Dalvin Cook is a great running back, that much is certain.
Where does he fall among other top backs around the league? ESPN's Jeremy Fowler recently rolled out his running back rankings, explaining that he "surveyed more than 50 league executives, coaches, scouts and players to help stack the top 10 players." Fowler wrote:
Here's how our process worked: Voters gave us their best 10 to 15 players at a position, then we compiled the results and ranked candidates based on number of top-10 votes, composite average, interviews, research and film-study help from ESPN NFL analyst Matt Bowen. We had several ties, so we broke them by isolating the two-man matchup with additional voting and follow-up calls.
Fowler placed Cook at No. 3 on the list, coming in behind Tennessee's Derrick Henry and New Orleans' Alvin Kamara.
According to Fowler, the highest ranking given to Cook by those surveyed was 1; the lowest ranking was 7. In 2020's edition of these position rankings, he came in at No. 6.
Cook followed a contract extension with his best season yet, posting career highs in attempts (312), rushing yards (1,557), rushing touchdowns (16) and yards per carry (5.0).
He did all this despite missing two games. A full season would have pushed him closer to an 1,800-yard clip.
"I always look for versatility – catch the ball out of the backfield, run outside the tackles and display explosive traits," said an AFC exec who voted Cook at No. 1. "Cook exhibits that better than anyone else."
Cook's 91 rushing first downs [in 2020 ranked] second to Henry's 98 despite 66 fewer carries (378 to 312). He has caught at least 40 passes in each of the past three years and is a one-cut dynamo in the red zone, producing 222 yards on 58 carries inside the 20, highest among backs with more than 30 red zone attempts.
Vikings fans also are likely familiar with the next name on the list, Nick Chubb. He and the Browns will visit U.S. Bank Stadium in Week 4 under the guidance of former Vikings Offensive Coordinator Kevin Stefanski, who is entering his second season at the helm in Cleveland.
After he ranked seventh last year, Chubb's dominance was on full display during Cleveland's playoff run, helping him jump three spots.

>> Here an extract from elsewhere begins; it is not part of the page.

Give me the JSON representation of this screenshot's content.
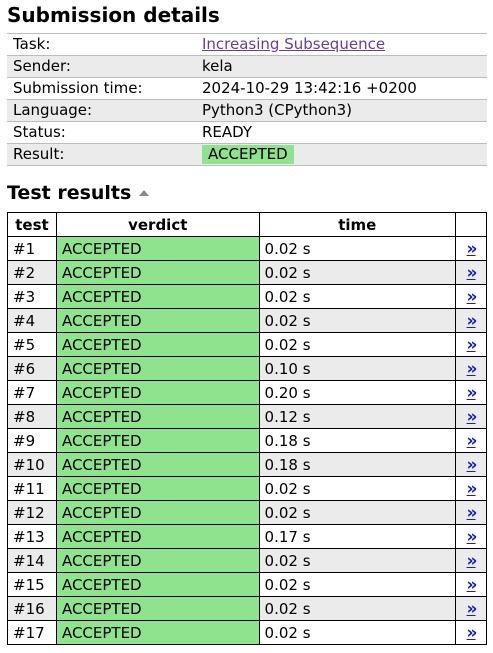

Evaluators wanted to see more and got it, with Chubb averaging 5.6 yards per carry for 1,067 yards and 12 touchdowns in just 12 games.
Chubb is good for a 20-plus-yard run nearly every week, with 12 such runs on 190 attempts, or once every 15.8 runs. Henry averaged [a run of] 20-plus yards on every 23.6 carries.
The Browns lined up and gave Chubb the ball when they wanted to reach the end zone. Chubb's 15.8 rushes per touchdown led the league among volume backs.
The rest of the rankings were as follows, starting with No. 5: Christian McCaffrey (Panthers), Saquon Barkley (Giants), Ezekiel Elliott (Cowboys), Aaron Jones (Packers), Joe Mixon (Bengals) and Josh Jacobs (Raiders).
Trapasso tabs Wyatt Davis among Day 2-3 draft picks 'who could earn key roles'
Just because someone wasn't drafted in Round 1 doesn't mean he won't make a significant impact in the NFL.
Examples of later-round draft picks becoming longtime starters are all across NFL history (Tom Brady, anyone?), and it's sure to prove true again with the 2021 class.
CBS Sports' Chris Trapasso took a look at each NFC team and tabbed a rookie "picked after Day 1 who could earn a key role" with his respective team. For the Vikings, he highlighted Wyatt Davis, whom Minnesota selected out of Ohio State at 86th overall.
Trapasso offered an "impressive stat to know" about each player. For Davis, he pointed out that in 2019 and 2020, the guard allowed a pressure on just 4.7 percent of his pass-blocking snaps. Trapasso wrote:
Davis' 2020 wasn't as good as 2019. He'd probably even admit that. But his film was still pretty darn boring. He's your classic squatty, well-balanced guard with solid – not freaky – quickness and adequate power. And he'll absolutely be given a chance to win one of the starting guard spots.
Trapasso said the Vikings need an immediate upgrade at guard.
In that wide-zone blocking scheme, guard play is damn important. Actually, while I'm on this topic – I need to defend guards for a second. They are valuable! Let's end the narrative that tackles and centers really matter, but guards are essentially replaceable. Offensive lines are weak-link systems. If there are four good blockers and one bad one – regardless of where he's aligned – the whole unit will suffer. Guards matter!